[Exercise aim] Report each line of the records below that uses the word "JPEG".

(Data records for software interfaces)
'''

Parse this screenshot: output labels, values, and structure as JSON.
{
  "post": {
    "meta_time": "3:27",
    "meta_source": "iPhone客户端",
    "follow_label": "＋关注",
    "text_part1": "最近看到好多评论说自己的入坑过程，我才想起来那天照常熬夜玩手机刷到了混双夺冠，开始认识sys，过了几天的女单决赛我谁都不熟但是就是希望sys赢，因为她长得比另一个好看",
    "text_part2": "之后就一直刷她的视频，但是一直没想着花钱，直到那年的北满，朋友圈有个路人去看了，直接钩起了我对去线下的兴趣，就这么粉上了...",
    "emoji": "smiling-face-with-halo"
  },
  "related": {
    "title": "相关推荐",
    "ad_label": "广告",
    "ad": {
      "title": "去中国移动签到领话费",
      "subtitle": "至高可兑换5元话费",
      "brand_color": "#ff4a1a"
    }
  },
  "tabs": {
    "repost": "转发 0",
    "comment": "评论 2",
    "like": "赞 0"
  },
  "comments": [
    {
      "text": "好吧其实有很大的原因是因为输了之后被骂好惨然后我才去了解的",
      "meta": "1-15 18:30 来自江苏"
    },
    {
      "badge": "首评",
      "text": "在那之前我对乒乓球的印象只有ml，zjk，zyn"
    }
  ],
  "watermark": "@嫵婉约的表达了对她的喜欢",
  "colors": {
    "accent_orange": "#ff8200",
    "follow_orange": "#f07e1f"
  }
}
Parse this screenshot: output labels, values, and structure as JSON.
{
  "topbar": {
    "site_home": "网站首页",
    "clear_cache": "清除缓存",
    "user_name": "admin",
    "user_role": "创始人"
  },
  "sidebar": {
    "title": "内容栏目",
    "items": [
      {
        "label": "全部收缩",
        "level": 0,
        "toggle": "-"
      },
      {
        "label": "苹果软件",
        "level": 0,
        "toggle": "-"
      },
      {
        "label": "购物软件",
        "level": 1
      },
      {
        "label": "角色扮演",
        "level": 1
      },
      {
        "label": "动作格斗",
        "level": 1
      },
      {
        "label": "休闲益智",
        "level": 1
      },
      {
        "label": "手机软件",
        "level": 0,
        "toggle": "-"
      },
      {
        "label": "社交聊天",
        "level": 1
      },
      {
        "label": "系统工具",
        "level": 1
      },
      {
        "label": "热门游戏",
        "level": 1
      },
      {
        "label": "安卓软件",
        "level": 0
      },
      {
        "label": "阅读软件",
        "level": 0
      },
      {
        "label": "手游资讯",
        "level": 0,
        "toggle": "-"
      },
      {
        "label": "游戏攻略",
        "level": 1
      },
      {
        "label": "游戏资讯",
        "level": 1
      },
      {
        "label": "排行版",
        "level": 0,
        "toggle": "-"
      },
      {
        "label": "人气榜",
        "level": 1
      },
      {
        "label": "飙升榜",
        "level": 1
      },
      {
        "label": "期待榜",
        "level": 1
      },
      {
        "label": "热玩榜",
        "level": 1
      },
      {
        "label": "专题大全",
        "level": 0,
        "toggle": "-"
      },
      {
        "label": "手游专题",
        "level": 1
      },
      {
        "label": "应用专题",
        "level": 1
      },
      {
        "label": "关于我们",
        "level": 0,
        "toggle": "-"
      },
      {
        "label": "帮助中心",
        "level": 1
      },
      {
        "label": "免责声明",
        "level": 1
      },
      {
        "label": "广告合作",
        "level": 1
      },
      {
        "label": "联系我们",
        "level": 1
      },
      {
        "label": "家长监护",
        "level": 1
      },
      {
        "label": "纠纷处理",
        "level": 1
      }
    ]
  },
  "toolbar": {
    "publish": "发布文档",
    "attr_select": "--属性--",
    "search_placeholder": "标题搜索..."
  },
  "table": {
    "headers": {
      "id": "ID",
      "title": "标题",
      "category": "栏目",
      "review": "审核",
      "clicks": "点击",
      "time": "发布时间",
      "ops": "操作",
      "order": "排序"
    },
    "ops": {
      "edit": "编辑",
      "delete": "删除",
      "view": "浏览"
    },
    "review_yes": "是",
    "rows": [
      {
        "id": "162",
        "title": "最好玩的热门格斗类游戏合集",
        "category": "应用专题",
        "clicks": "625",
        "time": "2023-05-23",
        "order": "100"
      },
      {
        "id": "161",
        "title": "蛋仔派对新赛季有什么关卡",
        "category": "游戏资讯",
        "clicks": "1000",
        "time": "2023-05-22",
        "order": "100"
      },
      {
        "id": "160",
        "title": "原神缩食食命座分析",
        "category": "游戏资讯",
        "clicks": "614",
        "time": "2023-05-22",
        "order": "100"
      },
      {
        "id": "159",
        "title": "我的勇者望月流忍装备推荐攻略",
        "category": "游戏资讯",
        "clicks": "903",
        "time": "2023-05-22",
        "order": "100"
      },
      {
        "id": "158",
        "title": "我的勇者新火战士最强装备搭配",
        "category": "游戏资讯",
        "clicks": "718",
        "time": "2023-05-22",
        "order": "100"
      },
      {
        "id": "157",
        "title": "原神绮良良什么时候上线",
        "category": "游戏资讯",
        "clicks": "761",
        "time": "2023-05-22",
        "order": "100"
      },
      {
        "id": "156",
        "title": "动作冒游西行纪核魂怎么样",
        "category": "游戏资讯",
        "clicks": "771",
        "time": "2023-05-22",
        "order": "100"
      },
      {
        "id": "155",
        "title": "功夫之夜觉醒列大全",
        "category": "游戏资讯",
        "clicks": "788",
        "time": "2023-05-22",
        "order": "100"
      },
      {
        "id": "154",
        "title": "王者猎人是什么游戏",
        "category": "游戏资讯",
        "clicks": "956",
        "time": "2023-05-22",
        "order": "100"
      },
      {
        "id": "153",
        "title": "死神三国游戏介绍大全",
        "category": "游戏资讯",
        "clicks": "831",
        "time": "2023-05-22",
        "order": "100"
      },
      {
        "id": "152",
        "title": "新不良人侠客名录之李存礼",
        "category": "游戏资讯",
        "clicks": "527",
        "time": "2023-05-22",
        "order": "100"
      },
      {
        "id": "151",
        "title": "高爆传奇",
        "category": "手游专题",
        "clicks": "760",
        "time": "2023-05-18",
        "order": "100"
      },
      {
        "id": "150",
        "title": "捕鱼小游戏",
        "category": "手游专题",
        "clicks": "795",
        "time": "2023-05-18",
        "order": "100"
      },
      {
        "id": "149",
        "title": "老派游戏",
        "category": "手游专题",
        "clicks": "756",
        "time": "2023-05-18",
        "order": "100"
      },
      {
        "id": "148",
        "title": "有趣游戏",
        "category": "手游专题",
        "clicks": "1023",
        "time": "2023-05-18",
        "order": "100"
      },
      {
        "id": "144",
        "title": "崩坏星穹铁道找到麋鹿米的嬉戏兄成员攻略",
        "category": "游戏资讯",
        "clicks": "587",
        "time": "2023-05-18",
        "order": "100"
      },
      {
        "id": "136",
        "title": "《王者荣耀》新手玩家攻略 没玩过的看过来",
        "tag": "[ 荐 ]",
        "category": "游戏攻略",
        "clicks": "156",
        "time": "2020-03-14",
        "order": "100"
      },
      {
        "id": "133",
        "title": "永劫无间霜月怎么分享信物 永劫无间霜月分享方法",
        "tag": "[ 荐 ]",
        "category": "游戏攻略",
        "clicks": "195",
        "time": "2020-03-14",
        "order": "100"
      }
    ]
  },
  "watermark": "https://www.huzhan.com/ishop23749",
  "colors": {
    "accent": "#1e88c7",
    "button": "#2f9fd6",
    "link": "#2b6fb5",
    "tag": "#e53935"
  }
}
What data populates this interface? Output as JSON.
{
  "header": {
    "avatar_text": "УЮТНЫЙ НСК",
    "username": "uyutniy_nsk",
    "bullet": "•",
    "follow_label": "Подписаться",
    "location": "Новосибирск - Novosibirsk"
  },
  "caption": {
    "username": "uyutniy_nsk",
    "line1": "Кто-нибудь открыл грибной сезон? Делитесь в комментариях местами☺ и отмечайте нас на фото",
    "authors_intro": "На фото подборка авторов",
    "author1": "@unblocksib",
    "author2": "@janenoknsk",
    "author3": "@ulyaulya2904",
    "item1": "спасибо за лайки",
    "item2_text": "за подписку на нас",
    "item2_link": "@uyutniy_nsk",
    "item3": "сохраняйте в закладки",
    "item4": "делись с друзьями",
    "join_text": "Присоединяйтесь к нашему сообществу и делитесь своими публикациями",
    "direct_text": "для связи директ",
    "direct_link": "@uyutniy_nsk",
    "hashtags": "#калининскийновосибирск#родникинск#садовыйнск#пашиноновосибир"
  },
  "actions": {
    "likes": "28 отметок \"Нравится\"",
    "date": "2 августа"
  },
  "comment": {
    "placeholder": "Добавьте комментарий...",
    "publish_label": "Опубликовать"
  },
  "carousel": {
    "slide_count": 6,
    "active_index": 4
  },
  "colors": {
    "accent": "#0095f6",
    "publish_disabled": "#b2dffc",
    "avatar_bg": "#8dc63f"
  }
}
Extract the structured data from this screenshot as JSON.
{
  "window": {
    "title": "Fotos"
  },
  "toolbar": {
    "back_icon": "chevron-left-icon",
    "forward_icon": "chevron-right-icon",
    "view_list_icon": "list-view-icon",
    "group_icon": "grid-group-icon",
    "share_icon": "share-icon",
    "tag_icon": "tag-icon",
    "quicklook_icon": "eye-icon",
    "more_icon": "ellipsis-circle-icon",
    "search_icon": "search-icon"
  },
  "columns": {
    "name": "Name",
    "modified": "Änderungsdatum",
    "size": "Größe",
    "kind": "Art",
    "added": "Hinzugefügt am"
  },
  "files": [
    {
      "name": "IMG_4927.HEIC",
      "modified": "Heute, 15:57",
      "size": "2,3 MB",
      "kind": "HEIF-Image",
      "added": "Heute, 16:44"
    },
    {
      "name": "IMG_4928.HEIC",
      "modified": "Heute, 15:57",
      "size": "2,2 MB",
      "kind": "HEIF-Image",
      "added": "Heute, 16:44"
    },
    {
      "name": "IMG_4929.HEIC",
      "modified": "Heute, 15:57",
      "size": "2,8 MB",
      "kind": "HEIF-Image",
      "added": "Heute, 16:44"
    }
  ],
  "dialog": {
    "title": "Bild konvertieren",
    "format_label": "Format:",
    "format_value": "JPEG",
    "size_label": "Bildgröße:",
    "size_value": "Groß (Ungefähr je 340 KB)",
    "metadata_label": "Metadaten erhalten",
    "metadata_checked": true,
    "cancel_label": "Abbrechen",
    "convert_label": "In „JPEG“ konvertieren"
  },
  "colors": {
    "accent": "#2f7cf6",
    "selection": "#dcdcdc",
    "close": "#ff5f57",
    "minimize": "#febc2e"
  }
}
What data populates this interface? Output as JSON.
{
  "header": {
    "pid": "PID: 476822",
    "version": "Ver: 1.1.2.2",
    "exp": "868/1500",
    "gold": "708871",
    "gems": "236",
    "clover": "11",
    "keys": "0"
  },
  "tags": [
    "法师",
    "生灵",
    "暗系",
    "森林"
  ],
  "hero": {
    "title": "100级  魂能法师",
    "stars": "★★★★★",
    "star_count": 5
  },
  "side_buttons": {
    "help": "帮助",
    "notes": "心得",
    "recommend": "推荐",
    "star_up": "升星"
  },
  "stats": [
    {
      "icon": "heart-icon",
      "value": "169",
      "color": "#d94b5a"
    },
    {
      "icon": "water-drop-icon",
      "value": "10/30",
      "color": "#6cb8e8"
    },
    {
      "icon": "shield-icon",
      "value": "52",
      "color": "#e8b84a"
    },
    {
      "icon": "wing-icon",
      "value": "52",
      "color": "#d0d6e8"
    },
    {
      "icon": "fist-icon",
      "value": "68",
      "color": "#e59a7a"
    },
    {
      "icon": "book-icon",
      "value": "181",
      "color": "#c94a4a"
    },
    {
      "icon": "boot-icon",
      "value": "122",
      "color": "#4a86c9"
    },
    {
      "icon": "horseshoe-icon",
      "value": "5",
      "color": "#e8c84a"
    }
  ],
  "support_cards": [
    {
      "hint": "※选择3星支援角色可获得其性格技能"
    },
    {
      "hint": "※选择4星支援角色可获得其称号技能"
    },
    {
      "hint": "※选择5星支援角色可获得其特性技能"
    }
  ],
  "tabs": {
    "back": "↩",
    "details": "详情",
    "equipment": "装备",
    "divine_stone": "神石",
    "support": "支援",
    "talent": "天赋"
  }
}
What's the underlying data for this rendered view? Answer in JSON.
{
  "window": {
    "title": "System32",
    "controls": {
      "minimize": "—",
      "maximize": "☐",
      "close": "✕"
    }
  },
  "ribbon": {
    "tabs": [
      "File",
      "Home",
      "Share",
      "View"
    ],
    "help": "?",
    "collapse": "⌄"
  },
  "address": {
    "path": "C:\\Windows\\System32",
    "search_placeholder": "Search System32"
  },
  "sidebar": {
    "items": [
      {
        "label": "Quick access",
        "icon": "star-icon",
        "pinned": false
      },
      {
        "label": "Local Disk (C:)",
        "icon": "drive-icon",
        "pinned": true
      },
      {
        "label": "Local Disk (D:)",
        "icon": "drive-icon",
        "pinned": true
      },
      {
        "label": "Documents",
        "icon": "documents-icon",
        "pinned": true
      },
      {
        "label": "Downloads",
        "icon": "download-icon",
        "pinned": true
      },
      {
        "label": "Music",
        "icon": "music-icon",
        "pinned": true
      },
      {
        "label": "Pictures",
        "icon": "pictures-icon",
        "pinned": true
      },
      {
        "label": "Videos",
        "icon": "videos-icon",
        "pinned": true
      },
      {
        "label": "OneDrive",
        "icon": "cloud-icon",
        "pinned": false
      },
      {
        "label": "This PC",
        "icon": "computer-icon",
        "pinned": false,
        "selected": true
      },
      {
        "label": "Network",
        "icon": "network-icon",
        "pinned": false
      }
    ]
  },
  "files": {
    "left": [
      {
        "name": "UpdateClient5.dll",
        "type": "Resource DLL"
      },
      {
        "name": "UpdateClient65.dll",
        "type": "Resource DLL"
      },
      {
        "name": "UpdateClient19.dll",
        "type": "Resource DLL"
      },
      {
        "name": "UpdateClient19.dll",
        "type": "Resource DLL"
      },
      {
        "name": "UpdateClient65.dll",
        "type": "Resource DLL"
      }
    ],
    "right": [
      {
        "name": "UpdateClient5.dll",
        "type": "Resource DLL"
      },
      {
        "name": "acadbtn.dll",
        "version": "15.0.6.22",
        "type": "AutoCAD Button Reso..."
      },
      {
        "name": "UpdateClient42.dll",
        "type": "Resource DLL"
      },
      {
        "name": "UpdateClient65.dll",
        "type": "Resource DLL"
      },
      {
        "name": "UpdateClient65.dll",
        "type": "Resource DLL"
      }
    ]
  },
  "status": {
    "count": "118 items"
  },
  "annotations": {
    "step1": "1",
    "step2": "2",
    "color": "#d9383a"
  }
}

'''

[Response area]
    "format_value": "JPEG",
    "convert_label": "In „JPEG“ konvertieren"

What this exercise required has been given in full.